Our working definition of philanthropy included the acknowledgement that it can be highly institutionalized because of the legal framework that exists around the transfer of money for charitable purposes; however, we agreed that philanthropy is an important tool for society to address issues that other sectors such as government cannot fully addressed.
Below are some of the concepts discussed as a large group:
Inclusion – Philanthropy needs diverse leaders of all movements not just at the table, but within their walls. Perspectives are valuable not just in conversation, but among the sector. Without a range of representation within philanthropy, much can be lost to the interpretation of someone who may not have the same experiences and understanding to approach an issue.
Transparency & Accountability – Giving can seem arbitrary to grant seekers when guidelines are met but applications result in no funding. Furthermore, when funders fail to provide meaningful feedback to applicants, organizations have less information that will help them improve their opportunities for future funding, or finding grant makers that better fit their programming. Evaluation has also taken on a large role in determining funding and renewals, foundations should take note of the requests they make of their grantees and help them identify how to collect data and metrics if they require that and an organization lacks the capacity to do so.
Transform the Funder – The power dynamic between a funder and grant seeker are unbalanced by nature. It is one party that holds resources that the other needs. Within Foundations, this can be addressed by program officers being intentional in their contact with grantees to keep up to date on the organization’s activities. Sharing knowledge, skills and connections is also just as helpful as providing dollars. Helping organizations run effective programs will help them keep and receive funding support.
Advocacy - Advocacy is an important part of how a grant makers can be supportive and help make a much larger impact beyond dollars. Institutions should be willing to take a stance on issues as a way to demonstrate support.

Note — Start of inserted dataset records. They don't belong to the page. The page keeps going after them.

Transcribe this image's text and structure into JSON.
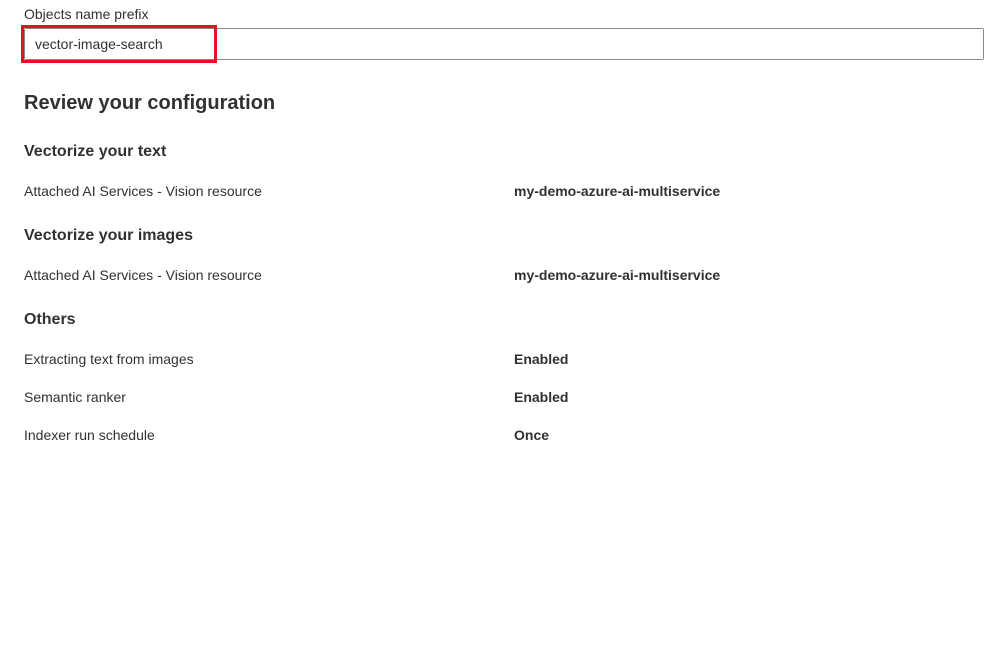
{
  "prefix": {
    "label": "Objects name prefix",
    "value": "vector-image-search"
  },
  "review": {
    "heading": "Review your configuration"
  },
  "vectorize_text": {
    "heading": "Vectorize your text",
    "row1": {
      "label": "Attached AI Services - Vision resource",
      "value": "my-demo-azure-ai-multiservice"
    }
  },
  "vectorize_images": {
    "heading": "Vectorize your images",
    "row1": {
      "label": "Attached AI Services - Vision resource",
      "value": "my-demo-azure-ai-multiservice"
    }
  },
  "others": {
    "heading": "Others",
    "row1": {
      "label": "Extracting text from images",
      "value": "Enabled"
    },
    "row2": {
      "label": "Semantic ranker",
      "value": "Enabled"
    },
    "row3": {
      "label": "Indexer run schedule",
      "value": "Once"
    }
  }
}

As individuals involved within this space, what other ways can we bring social change to the forefront? What do you think? If you’re interested in continuing the conversation, reach out to EPIP Chicago’s membership coordinator, Jaime Arteaga, to hear about the next event.
Written by EPIP Chicago Steering Committee Members,